Publication Day! by Dani Atkins
23rd March is a very special day. I know that because there’s been a big red ring around that date on my kitchen calendar for many months.
I know that because – even though it hasn’t happened yet – I probably won’t sleep well the night before.
I know that because I feel a teeny bit sick from excitement and nerves. When I was five years old I threw up at my own birthday party, and right before I did, it felt a little like this.
Because 23rd March is the publication day for my latest novel, This Love.
From that first blank page on the screen, to the moment when I type “The End” and then burst into tears (don’t ask me why I do that – it happens every single time) this was always where we were heading. And yet while this is the end of the journey for me, it’s strangely also only the beginning.
Books are funny things. They start with an idea circling in your head, which you eventually find the courage to share with other people. First for me are family and friends (they tend to be favourably biased). Next my agent and editor (a slightly tougher crowd to please). And finally, one hundred thousand words later, it’s ready to be shared with the people who matter most of all . . . that’s you, the readers, in case you hadn’t already guessed.
‘Write the book you want to write.’ ‘Write the book you want to read.’ While they’re both invaluable pieces of advice, there’s another that’s equally important: ‘Write the book your readers want to read.’ Any author who says they ‘never read reviews’ or aren’t glued to Amazon, Goodreads or iBooks waiting for reader feedback is probably telling porkies.
When you write a book, you become a lot like a landlady to the characters you create. Suddenly your home fills up with a whole group of strangers who take up residence. Admittedly they don’t take up much physical space, but they sure do fill your head. They don’t eat much, but they’re a frequent topic of conversation at mealtimes. They don’t have a bedroom, but they pop into yours frequently in the middle of the night, saying something that you have to get out of bed to scribble down in case you forget it by morning. They even follow you into the shower (some of my best ideas happen in there, bizarrely).
Sophie and Ben and the rest of the characters in This Love moved in with my husband and me around a year or so ago, and felt as real – and at times as annoying – as actual family members. They drove me crazy on occasion, particularly when they refused to do what I wanted, or say what I wanted them to say. Because sometimes these literary squatters insist on taking you off down a path you hadn’t even known you were going down. That’s what happened to me with This Love and I honestly think the book you will now get to read is so much stronger because of the new direction it took.

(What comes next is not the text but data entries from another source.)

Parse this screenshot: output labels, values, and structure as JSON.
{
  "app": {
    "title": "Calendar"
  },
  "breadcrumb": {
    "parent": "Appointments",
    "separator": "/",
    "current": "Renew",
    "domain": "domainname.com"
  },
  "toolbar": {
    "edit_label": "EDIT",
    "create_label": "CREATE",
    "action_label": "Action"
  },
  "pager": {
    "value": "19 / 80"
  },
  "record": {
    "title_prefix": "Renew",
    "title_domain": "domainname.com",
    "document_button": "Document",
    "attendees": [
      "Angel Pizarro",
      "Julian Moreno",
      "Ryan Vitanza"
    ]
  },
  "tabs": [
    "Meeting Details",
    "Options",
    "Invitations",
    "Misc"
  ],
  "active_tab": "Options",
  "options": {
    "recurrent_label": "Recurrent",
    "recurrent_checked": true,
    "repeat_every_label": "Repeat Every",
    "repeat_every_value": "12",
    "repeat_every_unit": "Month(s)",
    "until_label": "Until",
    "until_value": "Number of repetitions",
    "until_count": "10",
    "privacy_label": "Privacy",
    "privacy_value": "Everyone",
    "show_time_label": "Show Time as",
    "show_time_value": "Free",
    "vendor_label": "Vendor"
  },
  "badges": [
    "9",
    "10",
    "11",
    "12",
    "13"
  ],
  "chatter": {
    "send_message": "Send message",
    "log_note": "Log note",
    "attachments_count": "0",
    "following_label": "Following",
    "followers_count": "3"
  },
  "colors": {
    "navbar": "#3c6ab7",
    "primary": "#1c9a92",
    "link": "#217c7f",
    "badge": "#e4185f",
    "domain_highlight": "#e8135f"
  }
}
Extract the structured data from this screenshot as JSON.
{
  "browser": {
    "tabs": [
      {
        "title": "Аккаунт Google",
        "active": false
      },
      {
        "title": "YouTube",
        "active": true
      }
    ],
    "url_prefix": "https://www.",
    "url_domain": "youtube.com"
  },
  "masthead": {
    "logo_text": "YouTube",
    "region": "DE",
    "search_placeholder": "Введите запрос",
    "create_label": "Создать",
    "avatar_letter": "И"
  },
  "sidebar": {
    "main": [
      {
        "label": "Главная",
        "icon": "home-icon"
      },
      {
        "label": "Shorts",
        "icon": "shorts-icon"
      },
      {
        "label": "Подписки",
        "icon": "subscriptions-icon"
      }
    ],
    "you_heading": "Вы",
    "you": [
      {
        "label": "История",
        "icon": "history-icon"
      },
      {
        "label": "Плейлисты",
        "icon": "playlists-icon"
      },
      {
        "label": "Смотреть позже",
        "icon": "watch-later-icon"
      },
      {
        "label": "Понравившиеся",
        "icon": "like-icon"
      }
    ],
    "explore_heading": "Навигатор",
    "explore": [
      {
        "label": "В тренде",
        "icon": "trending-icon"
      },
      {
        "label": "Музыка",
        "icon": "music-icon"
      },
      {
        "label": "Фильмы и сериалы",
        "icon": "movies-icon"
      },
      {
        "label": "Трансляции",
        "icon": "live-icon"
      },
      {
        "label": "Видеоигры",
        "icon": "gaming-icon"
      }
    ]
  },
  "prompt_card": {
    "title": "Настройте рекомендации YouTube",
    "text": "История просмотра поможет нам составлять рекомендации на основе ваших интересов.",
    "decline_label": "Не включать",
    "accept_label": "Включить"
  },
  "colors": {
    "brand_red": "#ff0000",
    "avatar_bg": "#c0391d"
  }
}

There’s a question that frequently pops up in many author Q &A’s. What are the best and the worst bits about your job? The answer is simple. Today is the best bit, because now you get to read my book; and today is the worst bit, because now you get to read my book.

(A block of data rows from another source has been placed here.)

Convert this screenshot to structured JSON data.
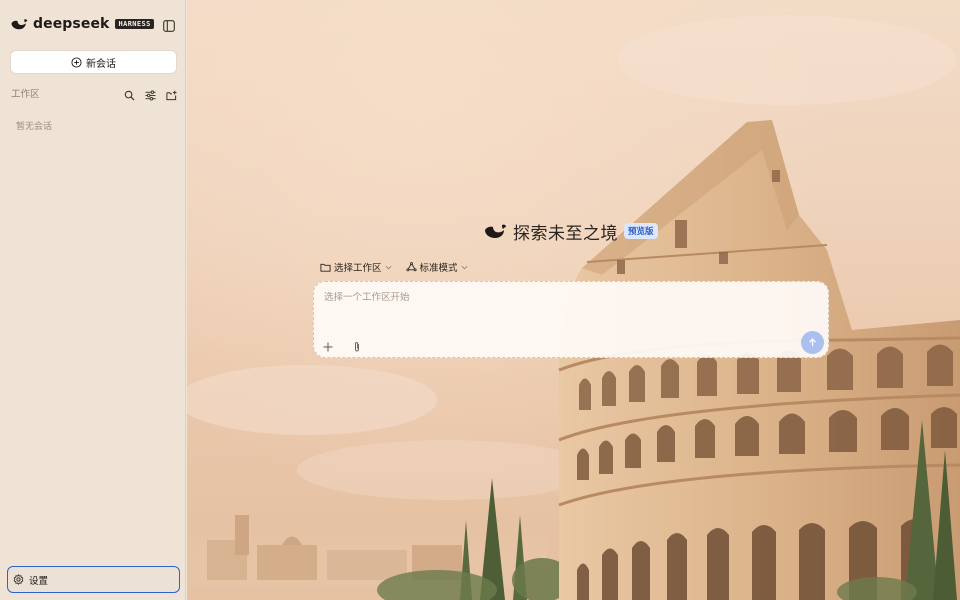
{
  "sidebar": {
    "brand": {
      "name": "deepseek",
      "badge": "HARNESS",
      "logo_icon": "whale-logo-icon"
    },
    "toggle_icon": "sidebar-toggle-icon",
    "new_chat_label": "新会话",
    "workspace_title": "工作区",
    "workspace_tools": [
      "search-icon",
      "filter-sliders-icon",
      "new-folder-icon"
    ],
    "empty_text": "暂无会话",
    "settings_label": "设置"
  },
  "main": {
    "hero_title": "探索未至之境",
    "hero_badge": "预览版",
    "toolbar": {
      "workspace_label": "选择工作区",
      "mode_label": "标准模式"
    },
    "composer": {
      "placeholder": "选择一个工作区开始",
      "value": ""
    }
  },
  "colors": {
    "accent": "#2f63c9",
    "badge_bg": "#dce7fb",
    "send_button": "#a9c0f0",
    "sidebar_bg": "#efe3d5"
  }
}
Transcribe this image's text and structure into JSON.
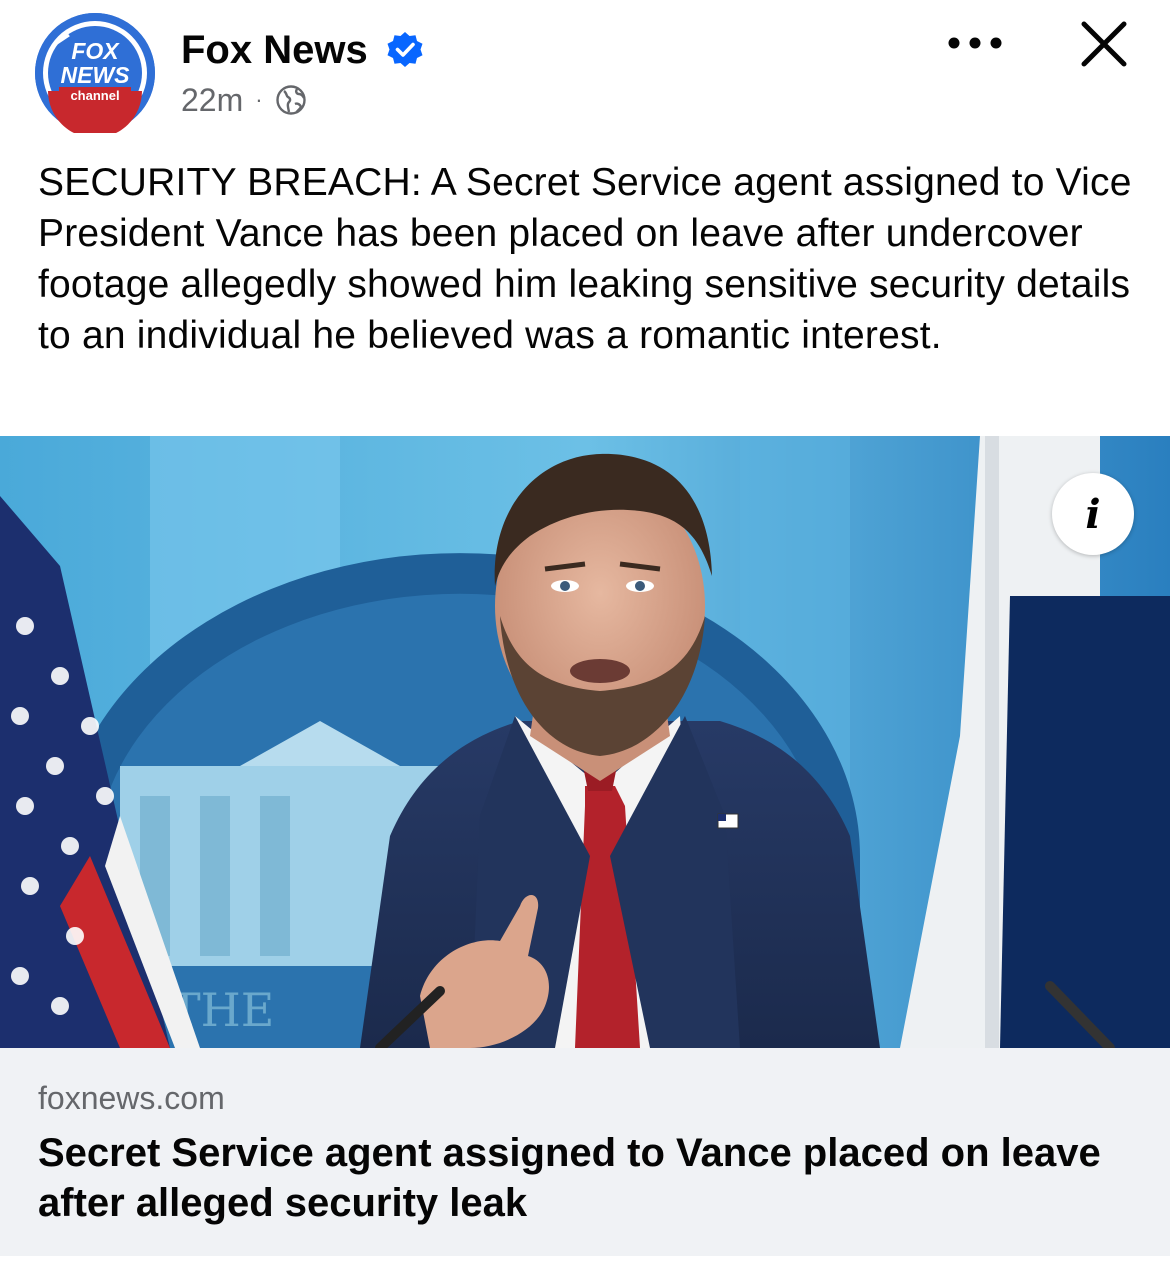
{
  "post": {
    "author": {
      "name": "Fox News",
      "avatar_text_top": "FOX",
      "avatar_text_mid": "NEWS",
      "avatar_text_bottom": "channel",
      "verified": true
    },
    "time": "22m",
    "separator": "·",
    "audience_icon": "globe-icon",
    "text": "SECURITY BREACH: A Secret Service agent assigned to Vice President Vance has been placed on leave after undercover footage allegedly showed him leaking sensitive security details to an individual he believed was a romantic interest."
  },
  "photo": {
    "podium_text": "THE",
    "info_label": "i"
  },
  "link": {
    "domain": "foxnews.com",
    "title": "Secret Service agent assigned to Vance placed on leave after alleged security leak"
  },
  "icons": {
    "more": "more-horizontal-icon",
    "close": "close-icon",
    "verified": "verified-badge-icon",
    "info": "info-icon"
  },
  "colors": {
    "verified_blue": "#0866ff",
    "meta_gray": "#65676b",
    "card_bg": "#f0f2f5",
    "fox_blue": "#2f6fd6",
    "fox_red": "#c8282d"
  }
}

I’m excited and nervous that This Love’s publication day is finally here, and it doesn’t matter one little bit that this is now my fifth book, and that I’m old enough to know better. Inside I’m still that hyped-up five-year-old, dancing frantically around the room and trying her very best not to throw up.